- BverwG: Housing Development in Weekend Home Area Potentially Admissible
- August 20, 2013 | Author: Michael Rainer
- Law Firm: GRP Rainer LLP - Cologne Office
- A housing development for the purposes of portfolio security in an area designated in the building plan as a weekend home area is potentially admissible.
GRP Rainer Lawyers Tax Advisors, Cologne, Berlin, Bonn, Bremen, Düsseldorf, Essen, Frankfurt, Hamburg, Hanover, Munich, Nuremberg and Stuttgart www.grprainer.com/en explain: In its judgments of July 11, 2013 (Az.: 4 CN 7.12 and 4 CN 8.12), the German Federal Administrative Court (BVerwG) ruled that a housing development in a weekend home area may be admissible for the purposes of preservation of the status quo, provided that it is guaranteed that the building zone in question does not appear to be a mixture between a weekend home area and a residential area. Accordingly, the housing development must be qualitatively and quantitatively subordinate in comparison to the weekend development to such an extent that the area appears to be weekend home area.
The instant case concerns an area in which constructions during the thirties and post-war period were likely carried out unplanned and also frequently illegally. There is a seemingly wide variety of developments in the area, i.e. both rural and residential houses or weekend and summer houses, tool sheds and shelters. Ultimately, the plan should regulate the building zone and end further illegal building use.

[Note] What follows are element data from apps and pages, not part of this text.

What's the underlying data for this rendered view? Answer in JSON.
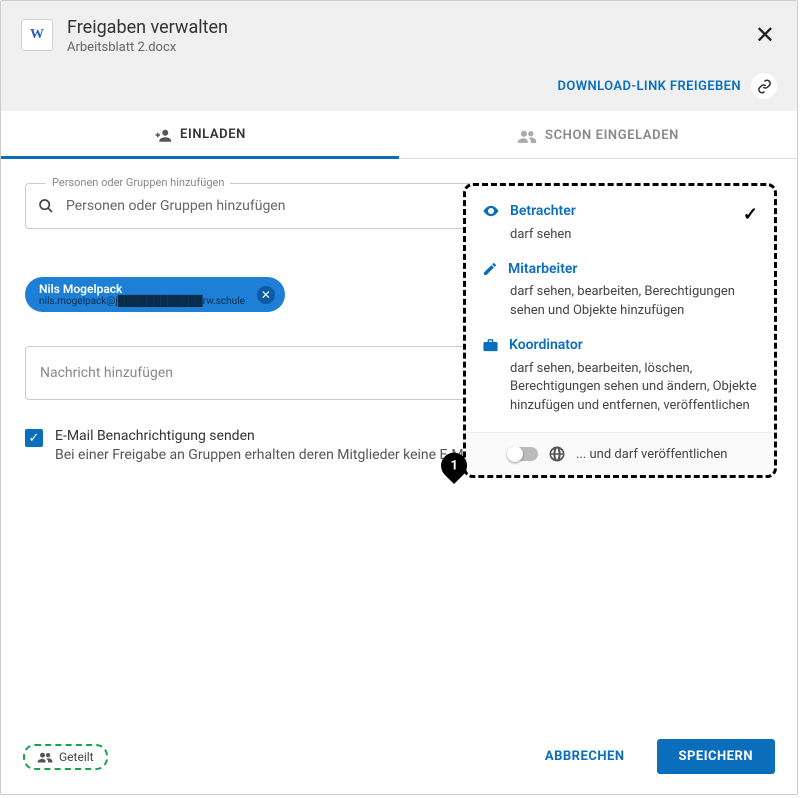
{
  "header": {
    "title": "Freigaben verwalten",
    "filename": "Arbeitsblatt 2.docx"
  },
  "download_link_label": "DOWNLOAD-LINK FREIGEBEN",
  "tabs": {
    "invite": "EINLADEN",
    "invited": "SCHON EINGELADEN"
  },
  "search": {
    "floating_label": "Personen oder Gruppen hinzufügen",
    "placeholder": "Personen oder Gruppen hinzufügen"
  },
  "chip": {
    "name": "Nils Mogelpack",
    "email": "nils.mogelpack@j████████████rw.schule"
  },
  "message_placeholder": "Nachricht hinzufügen",
  "notify": {
    "label": "E-Mail Benachrichtigung senden",
    "hint": "Bei einer Freigabe an Gruppen erhalten deren Mitglieder keine E-M"
  },
  "roles": {
    "viewer": {
      "title": "Betrachter",
      "desc": "darf sehen"
    },
    "editor": {
      "title": "Mitarbeiter",
      "desc": "darf sehen, bearbeiten, Berechtigungen sehen und Objekte hinzufügen"
    },
    "coord": {
      "title": "Koordinator",
      "desc": "darf sehen, bearbeiten, löschen, Berechtigungen sehen und ändern, Objekte hinzufügen und entfernen, veröffentlichen"
    },
    "publish": "... und darf veröffentlichen"
  },
  "callout_number": "1",
  "shared_label": "Geteilt",
  "actions": {
    "cancel": "ABBRECHEN",
    "save": "SPEICHERN"
  }
}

In the development plan, residential homes are not likely to be designated as admissible. A new development with residential houses is only likely to be admissible in a small part of the area. An exception exists for the rest of the area to the effect that residential houses that are already present and used in a legally permissible way may continue being used uninterrupted. This is supposed to serve to secure the portfolio. A property is permissibly utilized if the construction supervisory authorities grant authorisation or provide written approval. The Higher Administrative Court (VGH) declared that these determinations were invalid.
The BVerwG only partially followed it to the effect that the Federal Land Utilisation Ordinance does not in principle permit a mixed development as a weekend home area and as a residential area. However, it went on to state for the purposes of portfolio security that the result would be different if the residential development were subordinate on qualitative and quantitative levels and the image of the area characterised by weekend houses. Additionally, the area could not appear to be a mixed zone. This must now be examined by the VGH.
Construction law is a particularly multi-layered and complex area that is often difficult for laymen to comprehend, especially because of the distinction between public and private construction law. The relevant rules are found in various statutes, which presents laymen with a particular difficulty. A lawyer can help you stay on top of things and remove any ambiguities.